Want To Tell A Great Story? Then, You Better Make Your Audience Your BFF

“To live well is to see wisely, and to see wisely is to tell stories.” - Padraing O. Tuama (quoted in Jerry Colona’s Reboot)

A question I’ve been asking myself lately is: Who am I talking to? Right now?

In the past three days, I’ve spoken with:

  • Several co-founders of synbio companies

  • The CEO of an investor relations firm

  • The product manager of an emerging hemp company

  • The founders of a biology-focused venture studio

  • Scientists-turning into entrepreneurs

  • Two journalists

  • Several researchers

  • Two designers

  • Two web developers

  • The founder of a venture fund focused on women

  • A potential intern

When I think about these people and the stories I tell them (and the stories THEY TELL ME), my mind reels.


It’d be easy to tell these people the same story. 


I used to do that.


But no one understood how I could help them. And no one cared.


I learned I had to watch people carefully to make sure they were really listening.


Maybe this has never happened to you (it has happened to me countless times), but people’s eyes glaze over or they start looking behind me as soon as what I’m talking about goes over their head.


A recent example of this is a conversation I had with someone at New York City’s Economic Development Corporation. NYC EDC is investing $500 million to promote the life sciences in NYC. After the niceties, they asked what I did and I started this explanation about helping scientists tell their story.


EYES GLAZED OVER!


So being the communications pro that I am, I PIVOTED and said, “but the most important thing I do is help scientists tell their story so they can get funding, build companies, hire people and grow their company.”


KABOOM.


“Hire people and grow a company,” those are magic words for economic development folks.


If I would’ve started going on and on about how great my business is and how it’s changing the world, I would’ve SQUANDERED a huge opportunity.



The way to make a difference is to get people excited about the work you do by listening to them first.


If they’re a potential investor, partner, client, the way to get them excited is to help them understand HOW YOU CAN HELP THEM. 


Knowing your audience - the person or people you’re talking to - in that moment is one of the most important skills you need to tell  your great biotech, life science, synbio story. Or any other great business story, for that matter.


So, what does it mean to know your audience?

  1. Know who you’re talking to. Your story will by necessity be different depending on who you’re telling. An investor wants to hear a different story than your grandmother.

  2. Know what’s important to your audience. Is it your ability to listen? Is it your solution to their challenge? Is it the return on investment you’ll deliver? Don’t assume that your audience will be like you, share your beliefs, and preferences. I always remind my clients they are not their audience. Tailor your message to what your audience cares about. If your audience is more emotional, then tell an emotional story. If she’s more logical, your story better damn well be as logical and clear as possible. 

  3. Tell your story in the medium that your audience prefers. Not everyone consumes information the same way. Some people prefer to read, others to listen, others to watch. (I’ve been WRITING this series but for future episodes, I’m recording a mini-podcast series and videos.)
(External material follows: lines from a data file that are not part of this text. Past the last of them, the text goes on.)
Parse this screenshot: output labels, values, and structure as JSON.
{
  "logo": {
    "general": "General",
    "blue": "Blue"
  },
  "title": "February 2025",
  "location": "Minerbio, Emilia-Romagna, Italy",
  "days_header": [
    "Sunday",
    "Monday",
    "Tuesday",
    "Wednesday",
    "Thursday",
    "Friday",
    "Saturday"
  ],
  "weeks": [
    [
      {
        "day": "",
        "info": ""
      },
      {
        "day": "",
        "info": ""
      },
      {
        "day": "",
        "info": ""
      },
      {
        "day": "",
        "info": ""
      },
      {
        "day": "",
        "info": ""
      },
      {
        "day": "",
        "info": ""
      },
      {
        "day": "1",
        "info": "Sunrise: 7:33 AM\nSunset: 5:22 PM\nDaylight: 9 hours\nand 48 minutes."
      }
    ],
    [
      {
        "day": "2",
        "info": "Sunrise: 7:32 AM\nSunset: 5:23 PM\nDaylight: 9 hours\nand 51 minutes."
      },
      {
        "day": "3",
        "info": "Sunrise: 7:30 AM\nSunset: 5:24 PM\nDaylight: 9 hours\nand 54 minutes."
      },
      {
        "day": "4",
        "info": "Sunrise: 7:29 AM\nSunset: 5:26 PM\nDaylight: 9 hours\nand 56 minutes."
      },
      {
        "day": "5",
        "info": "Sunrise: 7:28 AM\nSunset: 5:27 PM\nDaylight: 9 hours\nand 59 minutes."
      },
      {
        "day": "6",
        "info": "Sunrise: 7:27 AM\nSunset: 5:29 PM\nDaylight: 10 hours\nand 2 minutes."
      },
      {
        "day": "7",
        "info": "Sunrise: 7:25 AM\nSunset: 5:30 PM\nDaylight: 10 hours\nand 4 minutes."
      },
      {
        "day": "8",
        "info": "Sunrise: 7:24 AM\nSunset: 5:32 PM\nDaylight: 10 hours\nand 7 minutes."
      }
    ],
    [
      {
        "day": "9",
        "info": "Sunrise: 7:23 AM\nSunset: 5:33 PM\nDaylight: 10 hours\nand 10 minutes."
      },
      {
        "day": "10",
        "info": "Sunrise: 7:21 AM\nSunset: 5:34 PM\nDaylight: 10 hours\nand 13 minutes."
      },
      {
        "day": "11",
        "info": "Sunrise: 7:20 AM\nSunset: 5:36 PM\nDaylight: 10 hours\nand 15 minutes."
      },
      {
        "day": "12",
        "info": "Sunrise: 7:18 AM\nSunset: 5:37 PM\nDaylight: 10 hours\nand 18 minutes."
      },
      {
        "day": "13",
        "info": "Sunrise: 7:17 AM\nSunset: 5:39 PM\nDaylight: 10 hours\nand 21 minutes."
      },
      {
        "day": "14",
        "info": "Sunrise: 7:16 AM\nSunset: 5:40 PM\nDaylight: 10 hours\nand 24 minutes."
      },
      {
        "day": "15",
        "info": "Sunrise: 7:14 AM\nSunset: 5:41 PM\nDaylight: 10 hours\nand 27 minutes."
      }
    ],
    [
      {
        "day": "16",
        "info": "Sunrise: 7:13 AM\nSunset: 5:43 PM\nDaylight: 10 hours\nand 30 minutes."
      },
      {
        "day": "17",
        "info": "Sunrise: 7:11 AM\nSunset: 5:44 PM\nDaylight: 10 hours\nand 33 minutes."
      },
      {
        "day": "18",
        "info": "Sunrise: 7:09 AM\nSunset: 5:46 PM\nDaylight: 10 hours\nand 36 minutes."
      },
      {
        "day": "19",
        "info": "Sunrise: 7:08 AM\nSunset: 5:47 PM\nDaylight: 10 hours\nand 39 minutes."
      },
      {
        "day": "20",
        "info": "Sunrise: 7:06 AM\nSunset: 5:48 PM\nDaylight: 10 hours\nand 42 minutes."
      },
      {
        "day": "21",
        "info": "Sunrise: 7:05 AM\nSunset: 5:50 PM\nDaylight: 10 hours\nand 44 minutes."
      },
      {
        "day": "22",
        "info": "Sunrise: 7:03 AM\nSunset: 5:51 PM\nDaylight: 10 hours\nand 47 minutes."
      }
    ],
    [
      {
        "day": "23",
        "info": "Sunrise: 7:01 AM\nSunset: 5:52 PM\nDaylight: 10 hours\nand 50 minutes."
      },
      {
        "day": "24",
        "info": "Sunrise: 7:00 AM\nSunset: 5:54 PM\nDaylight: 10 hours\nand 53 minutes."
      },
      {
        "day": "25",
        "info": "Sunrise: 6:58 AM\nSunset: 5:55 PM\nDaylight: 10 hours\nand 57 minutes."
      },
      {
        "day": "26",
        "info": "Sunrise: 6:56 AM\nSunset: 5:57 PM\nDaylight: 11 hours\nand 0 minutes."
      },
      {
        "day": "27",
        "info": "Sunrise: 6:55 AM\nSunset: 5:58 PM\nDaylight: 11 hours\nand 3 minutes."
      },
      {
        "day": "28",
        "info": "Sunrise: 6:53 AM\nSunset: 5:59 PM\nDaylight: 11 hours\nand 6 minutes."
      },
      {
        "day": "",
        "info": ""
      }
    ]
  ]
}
If you tell your story in a way your audience wants to be communicated with, they’ll be more likely to pay attention to you and they’ll be more likely to remember you.


Because you have so many audiences (investors, partners, customers, employees, journalists, just to name the most obvious), you need to tell your story in many ways, across many media.


That’s why we recommend you start with a plan, so you can identify and prioritize all those audiences, the versions of your story they need to hear, and how to reach them.